> [TASK STATEMENT]
Retype the records below exactly. Leave nothing out.

> [LISTED RECORDS]
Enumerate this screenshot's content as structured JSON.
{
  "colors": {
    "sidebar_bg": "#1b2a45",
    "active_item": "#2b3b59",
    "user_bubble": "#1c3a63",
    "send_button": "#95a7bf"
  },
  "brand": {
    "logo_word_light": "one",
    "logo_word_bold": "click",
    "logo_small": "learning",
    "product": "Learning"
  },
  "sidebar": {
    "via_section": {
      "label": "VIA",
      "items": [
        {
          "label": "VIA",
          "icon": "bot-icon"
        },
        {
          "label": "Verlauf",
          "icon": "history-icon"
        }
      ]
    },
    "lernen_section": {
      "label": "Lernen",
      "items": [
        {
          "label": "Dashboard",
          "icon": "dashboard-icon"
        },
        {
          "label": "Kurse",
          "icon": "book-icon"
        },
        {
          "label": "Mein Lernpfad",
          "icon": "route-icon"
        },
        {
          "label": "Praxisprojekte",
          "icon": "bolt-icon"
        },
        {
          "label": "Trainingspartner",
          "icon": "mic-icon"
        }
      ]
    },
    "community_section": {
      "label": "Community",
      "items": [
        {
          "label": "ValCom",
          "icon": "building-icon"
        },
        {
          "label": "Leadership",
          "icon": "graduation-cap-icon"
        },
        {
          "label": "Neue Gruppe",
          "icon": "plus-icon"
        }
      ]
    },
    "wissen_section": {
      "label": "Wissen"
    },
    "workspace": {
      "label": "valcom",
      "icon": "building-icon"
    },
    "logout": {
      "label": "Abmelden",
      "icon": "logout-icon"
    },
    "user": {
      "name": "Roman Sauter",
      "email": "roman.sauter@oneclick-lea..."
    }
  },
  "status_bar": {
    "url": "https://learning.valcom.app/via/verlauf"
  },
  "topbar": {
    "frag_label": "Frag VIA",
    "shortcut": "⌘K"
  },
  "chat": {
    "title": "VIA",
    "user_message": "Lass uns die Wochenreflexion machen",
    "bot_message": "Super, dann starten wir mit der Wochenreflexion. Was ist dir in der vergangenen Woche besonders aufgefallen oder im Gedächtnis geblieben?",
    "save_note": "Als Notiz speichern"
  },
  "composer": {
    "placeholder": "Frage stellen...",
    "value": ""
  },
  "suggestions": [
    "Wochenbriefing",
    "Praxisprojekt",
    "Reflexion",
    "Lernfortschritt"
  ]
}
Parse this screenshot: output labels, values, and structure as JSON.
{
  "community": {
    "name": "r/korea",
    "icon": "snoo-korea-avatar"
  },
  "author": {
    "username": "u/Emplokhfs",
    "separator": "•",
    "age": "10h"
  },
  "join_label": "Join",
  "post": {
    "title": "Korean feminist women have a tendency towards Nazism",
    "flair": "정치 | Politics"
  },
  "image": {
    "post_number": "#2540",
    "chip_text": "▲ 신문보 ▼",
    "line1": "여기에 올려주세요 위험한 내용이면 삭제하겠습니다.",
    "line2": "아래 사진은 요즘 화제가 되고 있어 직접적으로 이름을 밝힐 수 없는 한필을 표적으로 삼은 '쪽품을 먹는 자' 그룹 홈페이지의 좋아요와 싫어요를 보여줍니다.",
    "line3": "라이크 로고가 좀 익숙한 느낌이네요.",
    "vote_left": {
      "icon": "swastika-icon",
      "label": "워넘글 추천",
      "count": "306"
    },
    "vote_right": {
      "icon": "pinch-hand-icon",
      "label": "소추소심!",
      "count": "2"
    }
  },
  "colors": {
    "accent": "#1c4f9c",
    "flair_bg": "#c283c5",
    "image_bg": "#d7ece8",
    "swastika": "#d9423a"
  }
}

> [TASK RESPONSE]
Enumerate this screenshot's content as structured JSON.
{
  "colors": {
    "sidebar_bg": "#1b2a45",
    "active_item": "#2b3b59",
    "user_bubble": "#1c3a63",
    "send_button": "#95a7bf"
  },
  "brand": {
    "logo_word_light": "one",
    "logo_word_bold": "click",
    "logo_small": "learning",
    "product": "Learning"
  },
  "sidebar": {
    "via_section": {
      "label": "VIA",
      "items": [
        {
          "label": "VIA",
          "icon": "bot-icon"
        },
        {
          "label": "Verlauf",
          "icon": "history-icon"
        }
      ]
    },
    "lernen_section": {
      "label": "Lernen",
      "items": [
        {
          "label": "Dashboard",
          "icon": "dashboard-icon"
        },
        {
          "label": "Kurse",
          "icon": "book-icon"
        },
        {
          "label": "Mein Lernpfad",
          "icon": "route-icon"
        },
        {
          "label": "Praxisprojekte",
          "icon": "bolt-icon"
        },
        {
          "label": "Trainingspartner",
          "icon": "mic-icon"
        }
      ]
    },
    "community_section": {
      "label": "Community",
      "items": [
        {
          "label": "ValCom",
          "icon": "building-icon"
        },
        {
          "label": "Leadership",
          "icon": "graduation-cap-icon"
        },
        {
          "label": "Neue Gruppe",
          "icon": "plus-icon"
        }
      ]
    },
    "wissen_section": {
      "label": "Wissen"
    },
    "workspace": {
      "label": "valcom",
      "icon": "building-icon"
    },
    "logout": {
      "label": "Abmelden",
      "icon": "logout-icon"
    },
    "user": {
      "name": "Roman Sauter",
      "email": "roman.sauter@oneclick-lea..."
    }
  },
  "status_bar": {
    "url": "https://learning.valcom.app/via/verlauf"
  },
  "topbar": {
    "frag_label": "Frag VIA",
    "shortcut": "⌘K"
  },
  "chat": {
    "title": "VIA",
    "user_message": "Lass uns die Wochenreflexion machen",
    "bot_message": "Super, dann starten wir mit der Wochenreflexion. Was ist dir in der vergangenen Woche besonders aufgefallen oder im Gedächtnis geblieben?",
    "save_note": "Als Notiz speichern"
  },
  "composer": {
    "placeholder": "Frage stellen...",
    "value": ""
  },
  "suggestions": [
    "Wochenbriefing",
    "Praxisprojekt",
    "Reflexion",
    "Lernfortschritt"
  ]
}
Parse this screenshot: output labels, values, and structure as JSON.
{
  "community": {
    "name": "r/korea",
    "icon": "snoo-korea-avatar"
  },
  "author": {
    "username": "u/Emplokhfs",
    "separator": "•",
    "age": "10h"
  },
  "join_label": "Join",
  "post": {
    "title": "Korean feminist women have a tendency towards Nazism",
    "flair": "정치 | Politics"
  },
  "image": {
    "post_number": "#2540",
    "chip_text": "▲ 신문보 ▼",
    "line1": "여기에 올려주세요 위험한 내용이면 삭제하겠습니다.",
    "line2": "아래 사진은 요즘 화제가 되고 있어 직접적으로 이름을 밝힐 수 없는 한필을 표적으로 삼은 '쪽품을 먹는 자' 그룹 홈페이지의 좋아요와 싫어요를 보여줍니다.",
    "line3": "라이크 로고가 좀 익숙한 느낌이네요.",
    "vote_left": {
      "icon": "swastika-icon",
      "label": "워넘글 추천",
      "count": "306"
    },
    "vote_right": {
      "icon": "pinch-hand-icon",
      "label": "소추소심!",
      "count": "2"
    }
  },
  "colors": {
    "accent": "#1c4f9c",
    "flair_bg": "#c283c5",
    "image_bg": "#d7ece8",
    "swastika": "#d9423a"
  }
}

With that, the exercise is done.